◆ INSTRUCTIONS TO FOLLOW: Reproduce nothing but the lines from the one with "Enumerate this screenshot's" down to the last line of the data below.

◆ DATA PROVIDED:

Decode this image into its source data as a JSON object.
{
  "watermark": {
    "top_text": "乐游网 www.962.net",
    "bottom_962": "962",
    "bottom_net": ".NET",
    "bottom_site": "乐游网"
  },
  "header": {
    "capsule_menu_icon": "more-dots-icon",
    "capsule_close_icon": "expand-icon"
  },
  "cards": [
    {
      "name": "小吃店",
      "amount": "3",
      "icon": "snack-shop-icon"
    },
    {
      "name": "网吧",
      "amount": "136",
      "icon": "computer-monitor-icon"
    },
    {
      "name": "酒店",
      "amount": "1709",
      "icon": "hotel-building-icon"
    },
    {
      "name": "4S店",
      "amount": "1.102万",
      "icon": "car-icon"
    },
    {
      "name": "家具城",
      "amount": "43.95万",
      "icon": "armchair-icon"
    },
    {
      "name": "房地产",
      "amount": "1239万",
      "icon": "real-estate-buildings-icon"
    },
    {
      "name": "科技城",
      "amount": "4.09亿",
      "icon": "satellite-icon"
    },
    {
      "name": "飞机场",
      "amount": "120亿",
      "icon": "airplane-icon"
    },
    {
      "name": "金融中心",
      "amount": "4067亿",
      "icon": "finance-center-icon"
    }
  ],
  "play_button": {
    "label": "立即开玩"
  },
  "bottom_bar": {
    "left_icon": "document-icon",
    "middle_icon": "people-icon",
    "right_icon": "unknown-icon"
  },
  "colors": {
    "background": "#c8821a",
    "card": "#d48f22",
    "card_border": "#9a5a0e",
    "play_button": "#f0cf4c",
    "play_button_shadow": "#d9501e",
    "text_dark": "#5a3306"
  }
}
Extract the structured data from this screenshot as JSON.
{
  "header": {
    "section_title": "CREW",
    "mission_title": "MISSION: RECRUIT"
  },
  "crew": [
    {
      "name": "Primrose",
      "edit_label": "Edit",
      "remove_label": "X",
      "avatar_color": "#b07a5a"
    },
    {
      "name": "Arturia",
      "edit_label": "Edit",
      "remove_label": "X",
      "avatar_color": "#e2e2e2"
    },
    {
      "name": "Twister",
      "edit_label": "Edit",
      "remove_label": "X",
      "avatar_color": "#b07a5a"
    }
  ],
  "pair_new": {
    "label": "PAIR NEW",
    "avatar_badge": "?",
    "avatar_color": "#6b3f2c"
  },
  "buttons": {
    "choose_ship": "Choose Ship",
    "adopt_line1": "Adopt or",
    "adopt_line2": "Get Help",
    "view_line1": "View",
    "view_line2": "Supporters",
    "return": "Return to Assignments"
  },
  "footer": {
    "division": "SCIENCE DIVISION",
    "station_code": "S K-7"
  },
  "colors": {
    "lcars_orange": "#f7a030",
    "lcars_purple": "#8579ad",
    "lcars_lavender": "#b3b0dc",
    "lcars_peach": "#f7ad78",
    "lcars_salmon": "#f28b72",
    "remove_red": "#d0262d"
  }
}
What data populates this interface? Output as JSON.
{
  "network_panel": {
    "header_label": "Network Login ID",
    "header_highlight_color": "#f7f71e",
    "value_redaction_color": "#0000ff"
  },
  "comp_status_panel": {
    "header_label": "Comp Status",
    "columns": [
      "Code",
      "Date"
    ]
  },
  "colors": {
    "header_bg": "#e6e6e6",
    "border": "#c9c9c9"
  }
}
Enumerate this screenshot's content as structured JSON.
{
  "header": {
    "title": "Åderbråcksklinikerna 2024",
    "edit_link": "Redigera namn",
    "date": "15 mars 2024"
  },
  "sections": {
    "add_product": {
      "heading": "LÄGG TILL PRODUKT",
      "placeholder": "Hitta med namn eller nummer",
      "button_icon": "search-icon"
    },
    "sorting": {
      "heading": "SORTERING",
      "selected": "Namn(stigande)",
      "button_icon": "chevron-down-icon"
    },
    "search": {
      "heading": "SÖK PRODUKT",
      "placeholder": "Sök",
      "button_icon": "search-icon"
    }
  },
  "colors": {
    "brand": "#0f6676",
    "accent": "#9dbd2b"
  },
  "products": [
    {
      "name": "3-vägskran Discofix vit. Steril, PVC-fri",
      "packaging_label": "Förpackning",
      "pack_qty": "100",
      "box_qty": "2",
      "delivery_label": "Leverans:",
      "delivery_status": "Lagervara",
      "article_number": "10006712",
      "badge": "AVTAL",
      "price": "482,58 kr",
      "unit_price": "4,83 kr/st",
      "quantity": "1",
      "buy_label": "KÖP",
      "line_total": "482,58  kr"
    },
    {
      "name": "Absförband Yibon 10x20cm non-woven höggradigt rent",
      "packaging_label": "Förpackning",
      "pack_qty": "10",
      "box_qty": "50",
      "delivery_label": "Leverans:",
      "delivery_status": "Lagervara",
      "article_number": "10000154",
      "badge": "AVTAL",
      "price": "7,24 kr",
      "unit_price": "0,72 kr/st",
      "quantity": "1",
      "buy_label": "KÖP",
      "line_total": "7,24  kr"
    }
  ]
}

◆ SOLUTION TO THE EXERCISE:
Enumerate this screenshot's content as structured JSON.
{
  "header": {
    "title": "Åderbråcksklinikerna 2024",
    "edit_link": "Redigera namn",
    "date": "15 mars 2024"
  },
  "sections": {
    "add_product": {
      "heading": "LÄGG TILL PRODUKT",
      "placeholder": "Hitta med namn eller nummer",
      "button_icon": "search-icon"
    },
    "sorting": {
      "heading": "SORTERING",
      "selected": "Namn(stigande)",
      "button_icon": "chevron-down-icon"
    },
    "search": {
      "heading": "SÖK PRODUKT",
      "placeholder": "Sök",
      "button_icon": "search-icon"
    }
  },
  "colors": {
    "brand": "#0f6676",
    "accent": "#9dbd2b"
  },
  "products": [
    {
      "name": "3-vägskran Discofix vit. Steril, PVC-fri",
      "packaging_label": "Förpackning",
      "pack_qty": "100",
      "box_qty": "2",
      "delivery_label": "Leverans:",
      "delivery_status": "Lagervara",
      "article_number": "10006712",
      "badge": "AVTAL",
      "price": "482,58 kr",
      "unit_price": "4,83 kr/st",
      "quantity": "1",
      "buy_label": "KÖP",
      "line_total": "482,58  kr"
    },
    {
      "name": "Absförband Yibon 10x20cm non-woven höggradigt rent",
      "packaging_label": "Förpackning",
      "pack_qty": "10",
      "box_qty": "50",
      "delivery_label": "Leverans:",
      "delivery_status": "Lagervara",
      "article_number": "10000154",
      "badge": "AVTAL",
      "price": "7,24 kr",
      "unit_price": "0,72 kr/st",
      "quantity": "1",
      "buy_label": "KÖP",
      "line_total": "7,24  kr"
    }
  ]
}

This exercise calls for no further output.